A solicitor who witnessed the signature of a woman impersonating his client’s ex-wife has been fined £20,000 by the Solicitors Disciplinary Tribunal.

Andrew James Daverson, admitted in 2007, was head of conveyancing at Gateshead firm Tait Farrier Graham when he was contacted by ‘Mr X’ about a loan to be secured against a house jointly owned by him and his ex-wife, ‘Ms Y’.

According to the statement of agreed facts and indicated outcome, Daverson told the lender’s solicitors that he was acting for both Mr X and Ms Y in respect of the loan. However, Ms Y did not know that Daverson had been instructed until four months after the loan documentation had been signed, when she received a letter from the lender demanding full repayment.

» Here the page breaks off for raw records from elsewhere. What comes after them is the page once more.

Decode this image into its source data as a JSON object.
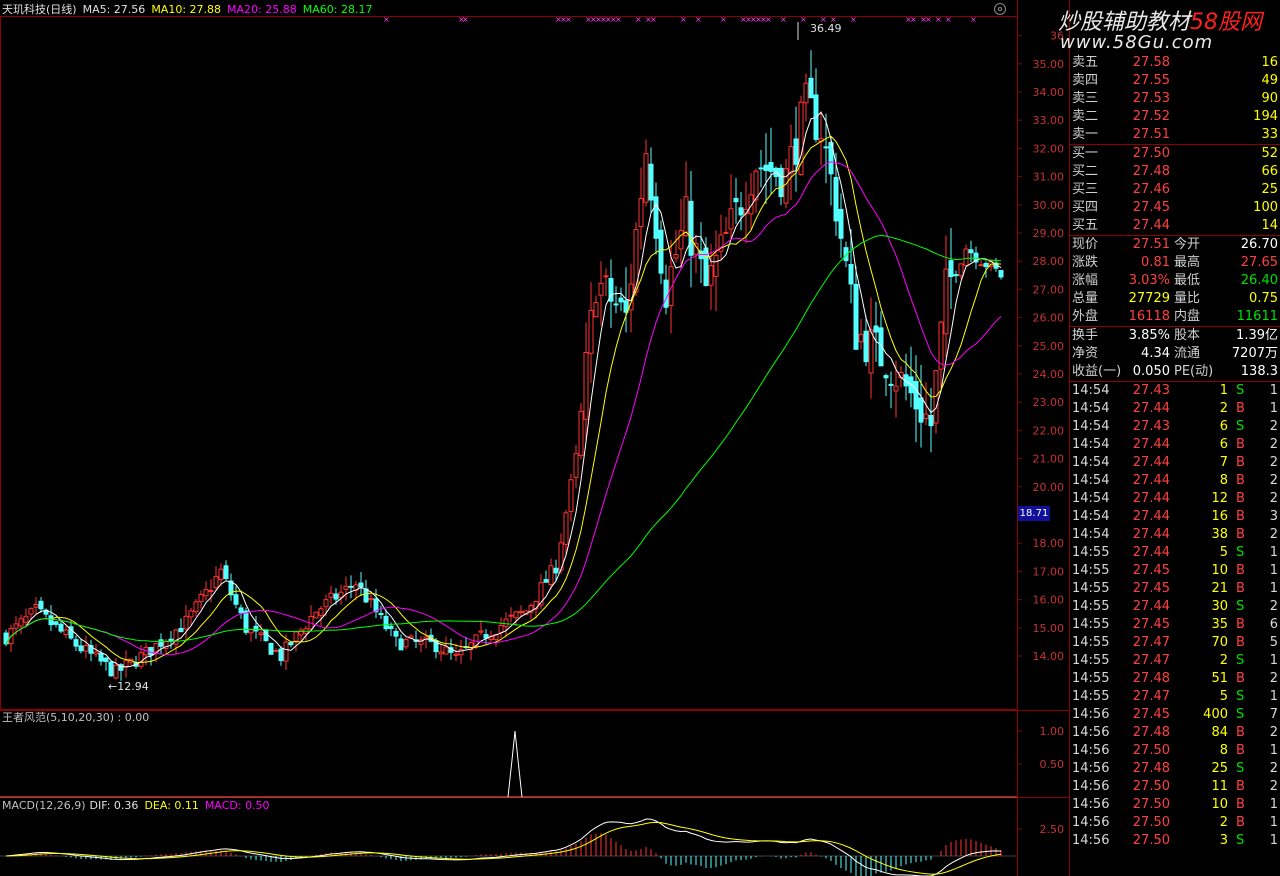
{
  "header": {
    "title": "天玑科技(日线)",
    "ma5": "MA5: 27.56",
    "ma10": "MA10: 27.88",
    "ma20": "MA20: 25.88",
    "ma60": "MA60: 28.17"
  },
  "indicator1": {
    "label": "王者风范(5,10,20,30) : 0.00",
    "ticks": [
      "1.00",
      "0.50"
    ]
  },
  "macd": {
    "label": "MACD(12,26,9)",
    "dif": "DIF: 0.36",
    "dea": "DEA: 0.11",
    "macd": "MACD: 0.50",
    "tick": "2.50"
  },
  "price_axis": {
    "ticks": [
      "36",
      "35.00",
      "34.00",
      "33.00",
      "32.00",
      "31.00",
      "30.00",
      "29.00",
      "28.00",
      "27.00",
      "26.00",
      "25.00",
      "24.00",
      "23.00",
      "22.00",
      "21.00",
      "20.00",
      "18.71",
      "18.00",
      "17.00",
      "16.00",
      "15.00",
      "14.00"
    ],
    "current_price_box": "18.71"
  },
  "annotations": {
    "high": "36.49",
    "low": "←12.94"
  },
  "watermark": {
    "line1_a": "炒股辅助教材",
    "line1_b": "58股网",
    "line2": "www.58Gu.com"
  },
  "colors": {
    "up": "#ff3232",
    "down": "#54ffff",
    "ma5": "#ffffff",
    "ma10": "#ffff00",
    "ma20": "#ff00ff",
    "ma60": "#00ff00",
    "price_red": "#ff4040",
    "volume_yellow": "#ffff00",
    "volume_green": "#00e000"
  },
  "orderbook": {
    "asks": [
      {
        "label": "卖五",
        "price": "27.58",
        "vol": "16"
      },
      {
        "label": "卖四",
        "price": "27.55",
        "vol": "49"
      },
      {
        "label": "卖三",
        "price": "27.53",
        "vol": "90"
      },
      {
        "label": "卖二",
        "price": "27.52",
        "vol": "194"
      },
      {
        "label": "卖一",
        "price": "27.51",
        "vol": "33"
      }
    ],
    "bids": [
      {
        "label": "买一",
        "price": "27.50",
        "vol": "52"
      },
      {
        "label": "买二",
        "price": "27.48",
        "vol": "66"
      },
      {
        "label": "买三",
        "price": "27.46",
        "vol": "25"
      },
      {
        "label": "买四",
        "price": "27.45",
        "vol": "100"
      },
      {
        "label": "买五",
        "price": "27.44",
        "vol": "14"
      }
    ]
  },
  "quote": [
    {
      "l1": "现价",
      "v1": "27.51",
      "l2": "今开",
      "v2": "26.70"
    },
    {
      "l1": "涨跌",
      "v1": "0.81",
      "l2": "最高",
      "v2": "27.65"
    },
    {
      "l1": "涨幅",
      "v1": "3.03%",
      "l2": "最低",
      "v2": "26.40"
    },
    {
      "l1": "总量",
      "v1": "27729",
      "l2": "量比",
      "v2": "0.75"
    },
    {
      "l1": "外盘",
      "v1": "16118",
      "l2": "内盘",
      "v2": "11611"
    }
  ],
  "stats": [
    {
      "l1": "换手",
      "v1": "3.85%",
      "l2": "股本",
      "v2": "1.39亿"
    },
    {
      "l1": "净资",
      "v1": "4.34",
      "l2": "流通",
      "v2": "7207万"
    },
    {
      "l1": "收益(一)",
      "v1": "0.050",
      "l2": "PE(动)",
      "v2": "138.3"
    }
  ],
  "ticks": [
    {
      "t": "14:54",
      "p": "27.43",
      "v": "1",
      "bs": "S",
      "n": "1"
    },
    {
      "t": "14:54",
      "p": "27.44",
      "v": "2",
      "bs": "B",
      "n": "1"
    },
    {
      "t": "14:54",
      "p": "27.43",
      "v": "6",
      "bs": "S",
      "n": "2"
    },
    {
      "t": "14:54",
      "p": "27.44",
      "v": "6",
      "bs": "B",
      "n": "2"
    },
    {
      "t": "14:54",
      "p": "27.44",
      "v": "7",
      "bs": "B",
      "n": "2"
    },
    {
      "t": "14:54",
      "p": "27.44",
      "v": "8",
      "bs": "B",
      "n": "2"
    },
    {
      "t": "14:54",
      "p": "27.44",
      "v": "12",
      "bs": "B",
      "n": "2"
    },
    {
      "t": "14:54",
      "p": "27.44",
      "v": "16",
      "bs": "B",
      "n": "3"
    },
    {
      "t": "14:54",
      "p": "27.44",
      "v": "38",
      "bs": "B",
      "n": "2"
    },
    {
      "t": "14:55",
      "p": "27.44",
      "v": "5",
      "bs": "S",
      "n": "1"
    },
    {
      "t": "14:55",
      "p": "27.45",
      "v": "10",
      "bs": "B",
      "n": "1"
    },
    {
      "t": "14:55",
      "p": "27.45",
      "v": "21",
      "bs": "B",
      "n": "1"
    },
    {
      "t": "14:55",
      "p": "27.44",
      "v": "30",
      "bs": "S",
      "n": "2"
    },
    {
      "t": "14:55",
      "p": "27.45",
      "v": "35",
      "bs": "B",
      "n": "6"
    },
    {
      "t": "14:55",
      "p": "27.47",
      "v": "70",
      "bs": "B",
      "n": "5"
    },
    {
      "t": "14:55",
      "p": "27.47",
      "v": "2",
      "bs": "S",
      "n": "1"
    },
    {
      "t": "14:55",
      "p": "27.48",
      "v": "51",
      "bs": "B",
      "n": "2"
    },
    {
      "t": "14:55",
      "p": "27.47",
      "v": "5",
      "bs": "S",
      "n": "1"
    },
    {
      "t": "14:56",
      "p": "27.45",
      "v": "400",
      "bs": "S",
      "n": "7"
    },
    {
      "t": "14:56",
      "p": "27.48",
      "v": "84",
      "bs": "B",
      "n": "2"
    },
    {
      "t": "14:56",
      "p": "27.50",
      "v": "8",
      "bs": "B",
      "n": "1"
    },
    {
      "t": "14:56",
      "p": "27.48",
      "v": "25",
      "bs": "S",
      "n": "2"
    },
    {
      "t": "14:56",
      "p": "27.50",
      "v": "11",
      "bs": "B",
      "n": "2"
    },
    {
      "t": "14:56",
      "p": "27.50",
      "v": "10",
      "bs": "B",
      "n": "1"
    },
    {
      "t": "14:56",
      "p": "27.50",
      "v": "2",
      "bs": "B",
      "n": "1"
    },
    {
      "t": "14:56",
      "p": "27.50",
      "v": "3",
      "bs": "S",
      "n": "1"
    }
  ]
}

In the document submitted to the tribunal, Daverson said that Mr X had initially attended the firm alone to sign the relevant loan paper work, claiming his ex-wife was at their child’s sports day. When told that Ms Y would also have to be present as the loan was in joint names, Mr X returned with woman who purported to be his ex-wife, and Daverson witnessed her signature. He later accepted ‘he had not met the genuine Ms Y’. 

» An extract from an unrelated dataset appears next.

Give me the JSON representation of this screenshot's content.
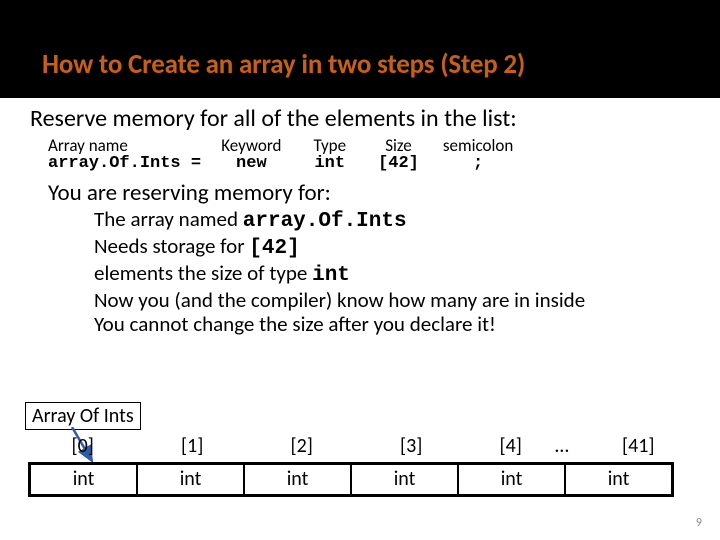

According to the statement of agreed facts, Daverson ‘failed to carry out basic documentary identification’ having ‘witnessed and processed the loan paperwork, and subsequently paid out the money out to Mr X, without any identification documents or documentary due diligence being obtained at any stage in relation to the person purporting to be Ms Y (or in relation to Mr X)’. Daverson said he witnessed the documents on the basis that identity documents would be forthcoming.

Ms Y, who still lived in the house in question, said ‘problems with the loan caused her a lot of upset’ and she had suffered ‘high levels of stress’. In mitigation, Daverson submitted that he had an otherwise unblemished career and had shown ‘insight, remorse and regret’.

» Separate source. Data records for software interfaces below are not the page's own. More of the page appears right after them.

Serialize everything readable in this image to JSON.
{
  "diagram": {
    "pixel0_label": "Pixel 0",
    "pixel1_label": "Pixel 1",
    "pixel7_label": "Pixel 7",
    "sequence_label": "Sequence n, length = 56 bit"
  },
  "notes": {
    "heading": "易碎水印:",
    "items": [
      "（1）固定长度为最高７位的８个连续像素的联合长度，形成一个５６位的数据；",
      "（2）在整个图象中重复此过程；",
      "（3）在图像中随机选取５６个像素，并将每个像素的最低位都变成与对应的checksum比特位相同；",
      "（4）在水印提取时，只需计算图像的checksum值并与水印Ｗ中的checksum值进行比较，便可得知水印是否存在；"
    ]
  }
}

The Solicitors Regulation Authority alleged that Daverson breached five SRA principles – principles 4,5,6,7 and 8 – which he admitted. The tribunal ordered that Daverson pay a £20,000 fine and costs of £3,890.